To guide your summer getaway book selections, try this formula: E=FB²
LOS ANGELES-In a post-apocalyptic landscape, a man walks alone down an empty road. With the ruins of past civilization all around him, he is forced to fight for survival, both against the cruel and unforgiving terrain and against the lawless and violent desperation of his fellow man.
Sure, we've seen this movie before, but in The Book of Eli there's a difference. Our lone traveler, the Eli of the title (Denzel Washington), isn't on a journey to personal safety. He's on a mission from God, to carry the last surviving copy of a King James Bible west, to a place where it will be safe, and from which its message can spread.
It's a harsh world Eli walks through. A war (origins largely forgotten) ripped a hole in the atmosphere, allowing the sun's rays to scorch almost all life off the planet. Eli and other survivors wear dark goggles to protect their eyes and scavenge endlessly for water (the planet's most valuable commodity). Thieves, killers, and cannibals roam through barren wastelands that have few animals and no plants. (Eli seems to live on a diet of cats.)
The plot is classic simplicity: Eli arrives at a town and meets its ruler, a ruthless gangster named Carnegie (Gary Oldman), a man who realizes the significance of Eli's book-for Carnegie, like Eli, is a rare remaining reader. Part Mussolini, part Brigham Young, Carnegie wants to use the Bible to establish a religion with himself as patriarch, the better to consolidate his power and spread his influence to new territories. Carnegie tries to take the Bible by force, Eli resists in a flurry of blood and bullets, and the chase is set.
There's not much more to the story. The Book of Eli garnered an R rating for "some brutal violence and language," and while the language mostly comes from Eli's enemies, he isn't afraid to dish out the brutal violence by using guns, a bow and arrow, a razor-sharp machete, and a dizzying array of martial arts maneuvers to gut, dismember, impale, and blast his opponents to kingdom come. Directors Allen and Albert Hughes lovingly capture in HD every bone shard and blood spatter.
In short, The Book of Eli is really about only two things-blood and the Bible. It delivers on the quantity of blood, with the Hughes brothers providing so many bloody set pieces with slow motion and ear-popping sound that they blend together into a forgettable blur. What's missing is creativity: Except for one fight sequence filmed entirely in silhouette, The Book of Eli believes that more is always more, and suffers for it.
On the spiritual side, Christians used to seeing their faith portrayed as either a joke or a superstitious curiosity will be relieved to find Eli's faith dealt with respectfully and the Bible itself seen as a missing cornerstone of society that is worth cherishing. But the movie undermines itself by refusing to take any chances beyond that, and it settles for a universalistic ending that saps the film of any specific meaning.

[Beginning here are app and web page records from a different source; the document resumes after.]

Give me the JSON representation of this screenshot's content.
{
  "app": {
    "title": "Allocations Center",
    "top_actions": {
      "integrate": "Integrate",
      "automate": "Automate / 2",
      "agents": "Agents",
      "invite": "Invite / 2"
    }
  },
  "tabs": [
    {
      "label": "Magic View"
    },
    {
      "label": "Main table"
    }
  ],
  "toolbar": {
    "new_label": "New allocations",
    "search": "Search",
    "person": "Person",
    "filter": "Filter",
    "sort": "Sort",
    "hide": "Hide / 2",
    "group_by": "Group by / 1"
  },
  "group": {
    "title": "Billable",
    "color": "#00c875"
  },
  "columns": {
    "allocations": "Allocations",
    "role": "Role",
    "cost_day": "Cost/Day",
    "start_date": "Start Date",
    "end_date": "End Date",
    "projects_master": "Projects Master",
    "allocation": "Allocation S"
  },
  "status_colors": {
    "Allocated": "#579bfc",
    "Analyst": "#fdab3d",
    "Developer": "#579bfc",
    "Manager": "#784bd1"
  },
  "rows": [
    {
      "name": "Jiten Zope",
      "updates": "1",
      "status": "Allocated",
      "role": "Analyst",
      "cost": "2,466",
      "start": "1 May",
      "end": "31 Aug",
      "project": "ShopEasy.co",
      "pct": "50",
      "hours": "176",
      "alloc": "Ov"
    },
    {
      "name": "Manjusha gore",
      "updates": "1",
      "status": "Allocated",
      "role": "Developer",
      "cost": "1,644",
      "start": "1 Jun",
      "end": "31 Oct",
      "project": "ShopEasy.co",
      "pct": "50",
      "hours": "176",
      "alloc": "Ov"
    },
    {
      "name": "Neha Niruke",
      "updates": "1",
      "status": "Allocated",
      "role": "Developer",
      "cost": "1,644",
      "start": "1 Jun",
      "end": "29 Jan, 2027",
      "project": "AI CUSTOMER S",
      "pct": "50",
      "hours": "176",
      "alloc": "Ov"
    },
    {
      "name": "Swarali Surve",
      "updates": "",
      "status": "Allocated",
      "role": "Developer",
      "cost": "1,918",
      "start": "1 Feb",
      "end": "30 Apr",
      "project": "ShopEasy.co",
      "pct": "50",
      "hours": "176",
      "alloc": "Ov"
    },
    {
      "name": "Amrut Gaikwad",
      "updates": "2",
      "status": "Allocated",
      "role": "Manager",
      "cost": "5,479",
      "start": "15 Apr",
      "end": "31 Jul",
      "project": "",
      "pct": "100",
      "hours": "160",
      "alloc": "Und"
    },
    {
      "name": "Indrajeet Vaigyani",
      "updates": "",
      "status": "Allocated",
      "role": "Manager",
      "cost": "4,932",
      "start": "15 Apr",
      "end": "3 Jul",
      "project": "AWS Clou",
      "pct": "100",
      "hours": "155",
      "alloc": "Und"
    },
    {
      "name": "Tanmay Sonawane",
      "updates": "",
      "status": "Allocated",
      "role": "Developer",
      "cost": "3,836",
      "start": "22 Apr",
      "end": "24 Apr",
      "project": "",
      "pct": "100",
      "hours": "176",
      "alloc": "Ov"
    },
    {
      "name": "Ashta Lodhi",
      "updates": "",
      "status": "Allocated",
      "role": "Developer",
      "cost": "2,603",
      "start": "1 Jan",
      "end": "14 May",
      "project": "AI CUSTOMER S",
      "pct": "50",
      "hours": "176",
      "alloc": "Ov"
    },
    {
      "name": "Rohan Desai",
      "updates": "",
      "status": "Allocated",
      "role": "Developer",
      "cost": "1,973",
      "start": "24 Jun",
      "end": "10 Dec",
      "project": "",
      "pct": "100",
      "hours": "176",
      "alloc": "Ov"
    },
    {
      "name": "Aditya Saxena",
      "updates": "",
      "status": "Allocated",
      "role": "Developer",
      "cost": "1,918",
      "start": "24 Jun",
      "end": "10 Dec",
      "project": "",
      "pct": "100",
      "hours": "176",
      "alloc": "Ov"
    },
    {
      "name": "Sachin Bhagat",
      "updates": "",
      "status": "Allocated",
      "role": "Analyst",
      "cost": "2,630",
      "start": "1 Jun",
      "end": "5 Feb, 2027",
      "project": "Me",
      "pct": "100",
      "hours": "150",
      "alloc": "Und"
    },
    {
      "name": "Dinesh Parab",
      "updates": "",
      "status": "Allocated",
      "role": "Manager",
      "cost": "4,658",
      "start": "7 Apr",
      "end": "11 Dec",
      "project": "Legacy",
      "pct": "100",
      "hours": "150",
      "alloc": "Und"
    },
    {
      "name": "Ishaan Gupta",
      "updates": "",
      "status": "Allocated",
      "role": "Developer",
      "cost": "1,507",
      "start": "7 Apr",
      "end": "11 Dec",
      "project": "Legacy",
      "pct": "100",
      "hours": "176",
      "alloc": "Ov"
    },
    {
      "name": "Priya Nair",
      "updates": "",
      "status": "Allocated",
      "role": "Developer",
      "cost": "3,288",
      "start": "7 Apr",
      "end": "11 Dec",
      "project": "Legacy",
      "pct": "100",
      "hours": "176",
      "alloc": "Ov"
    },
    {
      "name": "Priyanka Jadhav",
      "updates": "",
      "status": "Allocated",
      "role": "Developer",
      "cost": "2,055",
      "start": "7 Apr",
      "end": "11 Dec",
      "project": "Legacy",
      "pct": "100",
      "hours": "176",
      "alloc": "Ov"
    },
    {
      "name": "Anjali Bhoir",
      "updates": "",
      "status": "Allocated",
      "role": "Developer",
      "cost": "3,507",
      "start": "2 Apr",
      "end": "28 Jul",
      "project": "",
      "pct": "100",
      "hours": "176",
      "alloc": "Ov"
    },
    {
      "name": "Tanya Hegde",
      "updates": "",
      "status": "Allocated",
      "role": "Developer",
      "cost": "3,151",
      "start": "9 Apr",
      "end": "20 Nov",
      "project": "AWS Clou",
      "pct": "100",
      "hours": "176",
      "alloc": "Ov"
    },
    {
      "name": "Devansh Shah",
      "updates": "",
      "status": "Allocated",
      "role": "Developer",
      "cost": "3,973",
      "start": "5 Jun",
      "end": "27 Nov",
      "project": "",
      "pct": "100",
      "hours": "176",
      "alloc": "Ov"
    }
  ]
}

When other critics and I interviewed Denzel Washington (one of the film's co-producers) on Jan. 9, he said, "We can get caught up in religion. I'm not so big on that word. . . . Fundamentally, all [scriptures] say 'God is love.' That to me is the fundamental message." Washington should be credited for his sincerity, but The Book of Eli, soaked in stylish gore, never provides enough depth to justify its excesses.